It has been reported that £1.8million has already been lost in fraud in the first three months of this year. The Action Fraud has rolled out warnings for savers to be extra cautious with their pensions.
Pension scams often include free pension reviews, `too good to be true` investment opportunities and offers to help release money from your pension, even for under 55s, which is not permitted under the pension freedom rules.
Pauline Smith, Head of Action Fraud, said:
`Criminals are malicious and unapologetic when it comes to committing pension fraud. They are motivated by their own financial gain and lack of any kind of empathy for their victims, who can often lose their whole life saving to these scams.
`We know pension fraud can have a devastating impact, both financially and emotionally, but any one of us can fall victim to fraud and it’s nothing to feel ashamed or embarrassed about.

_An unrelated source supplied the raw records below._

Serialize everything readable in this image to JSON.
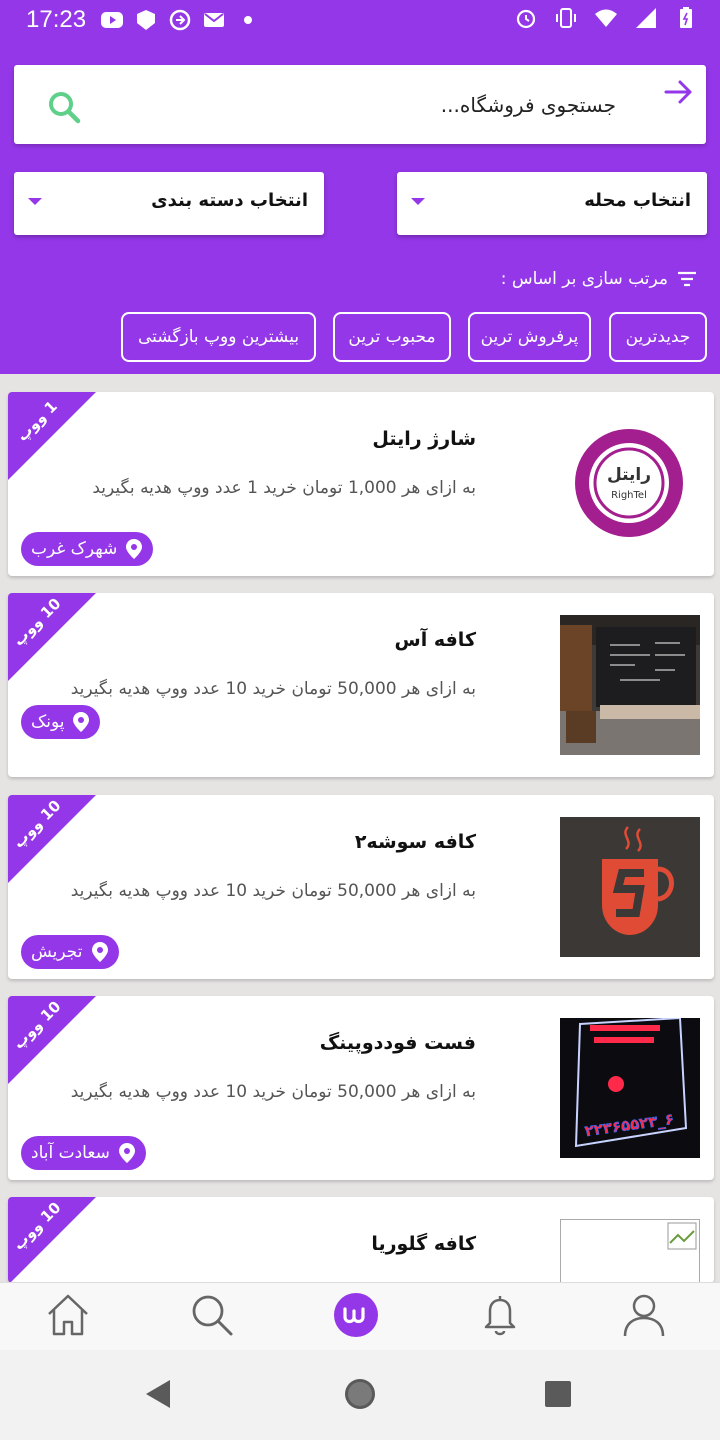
{
  "status_bar": {
    "time": "17:23",
    "icons_left": [
      "youtube-icon",
      "shield-icon",
      "sync-icon",
      "mail-icon",
      "dot-icon"
    ],
    "icons_right": [
      "alarm-icon",
      "vibrate-icon",
      "wifi-icon",
      "signal-icon",
      "battery-icon"
    ]
  },
  "search": {
    "placeholder": "جستجوی فروشگاه..."
  },
  "filters": {
    "neighborhood_label": "انتخاب محله",
    "category_label": "انتخاب دسته بندی"
  },
  "sort": {
    "label": "مرتب سازی بر اساس :",
    "options": [
      "جدیدترین",
      "پرفروش ترین",
      "محبوب ترین",
      "بیشترین ووپ بازگشتی"
    ]
  },
  "stores": [
    {
      "title": "شارژ رایتل",
      "description": "به ازای هر 1,000 تومان خرید 1 عدد ووپ هدیه بگیرید",
      "ribbon": "1 ووپ",
      "location": "شهرک غرب",
      "logo_text": "رایتل",
      "logo_sub": "RighTel"
    },
    {
      "title": "کافه آس",
      "description": "به ازای هر 50,000 تومان خرید 10 عدد ووپ هدیه بگیرید",
      "ribbon": "10 ووپ",
      "location": "پونک"
    },
    {
      "title": "کافه سوشه۲",
      "description": "به ازای هر 50,000 تومان خرید 10 عدد ووپ هدیه بگیرید",
      "ribbon": "10 ووپ",
      "location": "تجریش"
    },
    {
      "title": "فست فوددوپینگ",
      "description": "به ازای هر 50,000 تومان خرید 10 عدد ووپ هدیه بگیرید",
      "ribbon": "10 ووپ",
      "location": "سعادت آباد",
      "sign_text": "۲۲۳۶۵۵۲۳_۶"
    },
    {
      "title": "کافه گلوریا",
      "ribbon": "10 ووپ"
    }
  ],
  "bottom_nav": [
    "home-icon",
    "search-icon",
    "woop-icon",
    "bell-icon",
    "profile-icon"
  ],
  "colors": {
    "primary": "#9437e8",
    "search_icon": "#5fd08a"
  }
}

It’s incredibly important that instances of pension fraud and attempted scams are reported to Action Fraud.
`Every report helps police get that bit closer to the people committing these awful crimes. Reporting to Action Fraud also allows our specialist victim support advocates to provide people with important protection advice and signpost them to local support services.

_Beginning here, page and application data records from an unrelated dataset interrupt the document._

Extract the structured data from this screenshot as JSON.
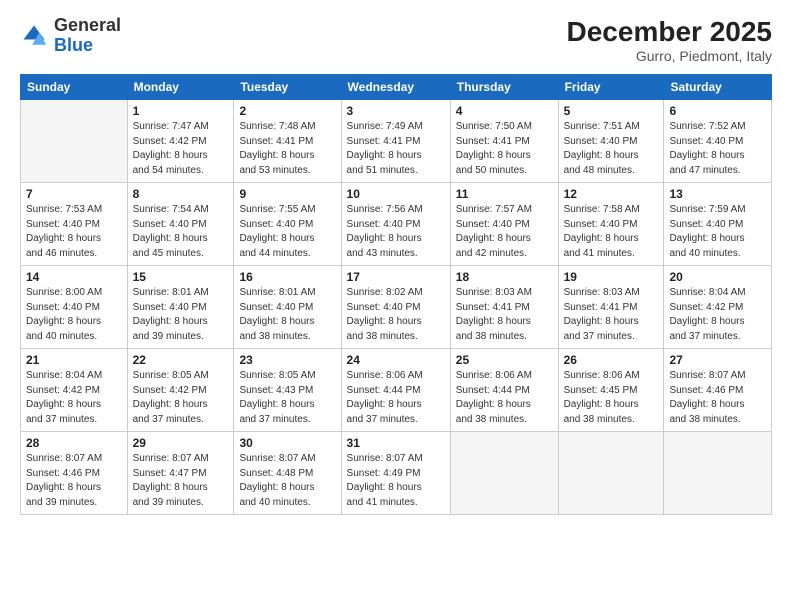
{
  "logo": {
    "general": "General",
    "blue": "Blue"
  },
  "header": {
    "month": "December 2025",
    "location": "Gurro, Piedmont, Italy"
  },
  "weekdays": [
    "Sunday",
    "Monday",
    "Tuesday",
    "Wednesday",
    "Thursday",
    "Friday",
    "Saturday"
  ],
  "weeks": [
    [
      {
        "day": "",
        "info": ""
      },
      {
        "day": "1",
        "info": "Sunrise: 7:47 AM\nSunset: 4:42 PM\nDaylight: 8 hours\nand 54 minutes."
      },
      {
        "day": "2",
        "info": "Sunrise: 7:48 AM\nSunset: 4:41 PM\nDaylight: 8 hours\nand 53 minutes."
      },
      {
        "day": "3",
        "info": "Sunrise: 7:49 AM\nSunset: 4:41 PM\nDaylight: 8 hours\nand 51 minutes."
      },
      {
        "day": "4",
        "info": "Sunrise: 7:50 AM\nSunset: 4:41 PM\nDaylight: 8 hours\nand 50 minutes."
      },
      {
        "day": "5",
        "info": "Sunrise: 7:51 AM\nSunset: 4:40 PM\nDaylight: 8 hours\nand 48 minutes."
      },
      {
        "day": "6",
        "info": "Sunrise: 7:52 AM\nSunset: 4:40 PM\nDaylight: 8 hours\nand 47 minutes."
      }
    ],
    [
      {
        "day": "7",
        "info": "Sunrise: 7:53 AM\nSunset: 4:40 PM\nDaylight: 8 hours\nand 46 minutes."
      },
      {
        "day": "8",
        "info": "Sunrise: 7:54 AM\nSunset: 4:40 PM\nDaylight: 8 hours\nand 45 minutes."
      },
      {
        "day": "9",
        "info": "Sunrise: 7:55 AM\nSunset: 4:40 PM\nDaylight: 8 hours\nand 44 minutes."
      },
      {
        "day": "10",
        "info": "Sunrise: 7:56 AM\nSunset: 4:40 PM\nDaylight: 8 hours\nand 43 minutes."
      },
      {
        "day": "11",
        "info": "Sunrise: 7:57 AM\nSunset: 4:40 PM\nDaylight: 8 hours\nand 42 minutes."
      },
      {
        "day": "12",
        "info": "Sunrise: 7:58 AM\nSunset: 4:40 PM\nDaylight: 8 hours\nand 41 minutes."
      },
      {
        "day": "13",
        "info": "Sunrise: 7:59 AM\nSunset: 4:40 PM\nDaylight: 8 hours\nand 40 minutes."
      }
    ],
    [
      {
        "day": "14",
        "info": "Sunrise: 8:00 AM\nSunset: 4:40 PM\nDaylight: 8 hours\nand 40 minutes."
      },
      {
        "day": "15",
        "info": "Sunrise: 8:01 AM\nSunset: 4:40 PM\nDaylight: 8 hours\nand 39 minutes."
      },
      {
        "day": "16",
        "info": "Sunrise: 8:01 AM\nSunset: 4:40 PM\nDaylight: 8 hours\nand 38 minutes."
      },
      {
        "day": "17",
        "info": "Sunrise: 8:02 AM\nSunset: 4:40 PM\nDaylight: 8 hours\nand 38 minutes."
      },
      {
        "day": "18",
        "info": "Sunrise: 8:03 AM\nSunset: 4:41 PM\nDaylight: 8 hours\nand 38 minutes."
      },
      {
        "day": "19",
        "info": "Sunrise: 8:03 AM\nSunset: 4:41 PM\nDaylight: 8 hours\nand 37 minutes."
      },
      {
        "day": "20",
        "info": "Sunrise: 8:04 AM\nSunset: 4:42 PM\nDaylight: 8 hours\nand 37 minutes."
      }
    ],
    [
      {
        "day": "21",
        "info": "Sunrise: 8:04 AM\nSunset: 4:42 PM\nDaylight: 8 hours\nand 37 minutes."
      },
      {
        "day": "22",
        "info": "Sunrise: 8:05 AM\nSunset: 4:42 PM\nDaylight: 8 hours\nand 37 minutes."
      },
      {
        "day": "23",
        "info": "Sunrise: 8:05 AM\nSunset: 4:43 PM\nDaylight: 8 hours\nand 37 minutes."
      },
      {
        "day": "24",
        "info": "Sunrise: 8:06 AM\nSunset: 4:44 PM\nDaylight: 8 hours\nand 37 minutes."
      },
      {
        "day": "25",
        "info": "Sunrise: 8:06 AM\nSunset: 4:44 PM\nDaylight: 8 hours\nand 38 minutes."
      },
      {
        "day": "26",
        "info": "Sunrise: 8:06 AM\nSunset: 4:45 PM\nDaylight: 8 hours\nand 38 minutes."
      },
      {
        "day": "27",
        "info": "Sunrise: 8:07 AM\nSunset: 4:46 PM\nDaylight: 8 hours\nand 38 minutes."
      }
    ],
    [
      {
        "day": "28",
        "info": "Sunrise: 8:07 AM\nSunset: 4:46 PM\nDaylight: 8 hours\nand 39 minutes."
      },
      {
        "day": "29",
        "info": "Sunrise: 8:07 AM\nSunset: 4:47 PM\nDaylight: 8 hours\nand 39 minutes."
      },
      {
        "day": "30",
        "info": "Sunrise: 8:07 AM\nSunset: 4:48 PM\nDaylight: 8 hours\nand 40 minutes."
      },
      {
        "day": "31",
        "info": "Sunrise: 8:07 AM\nSunset: 4:49 PM\nDaylight: 8 hours\nand 41 minutes."
      },
      {
        "day": "",
        "info": ""
      },
      {
        "day": "",
        "info": ""
      },
      {
        "day": "",
        "info": ""
      }
    ]
  ]
}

Tips on how to AVOID getting scammed.
Cold calling about pensions is illegal and a likely sign of a scam. Cold calls used to be scammers` most common method of approach. But since the cold-call ban was online models. Making contact through social media, or will use friends and family to reach clusters of people. Others will rely on established practices like offering a free pension review.

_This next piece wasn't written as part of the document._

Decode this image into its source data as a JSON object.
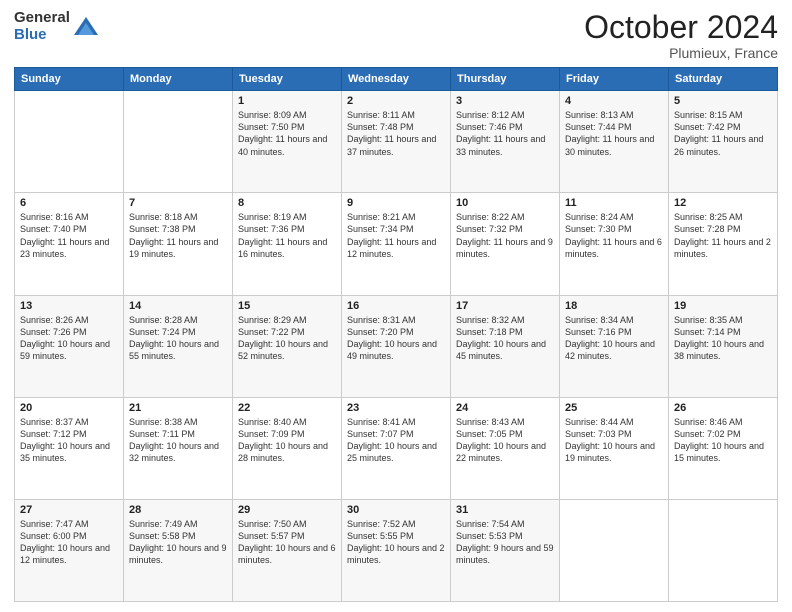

Common signs of pension scams:
• Phrases like `free pension review’, ‘pension liberation, loophole, saving, advance, one-off investment, cashback.
• Guarantees you can get better returns on pension savings
• Help to release cash from a pension before the age of 55, with no mention of the HMRC tax bill that can arise.
• High-pressure sales tactics – time-limited offers to get the best deal; using couriers to send documents, who wait until they’re signed
• Unusual high-risk investments, which tend to be overseas, unregulated, with no consumer protections.
• Complicated investment structures
• Long-term pension investments – which often mean people who transfer in do not realize something is wrong for several years.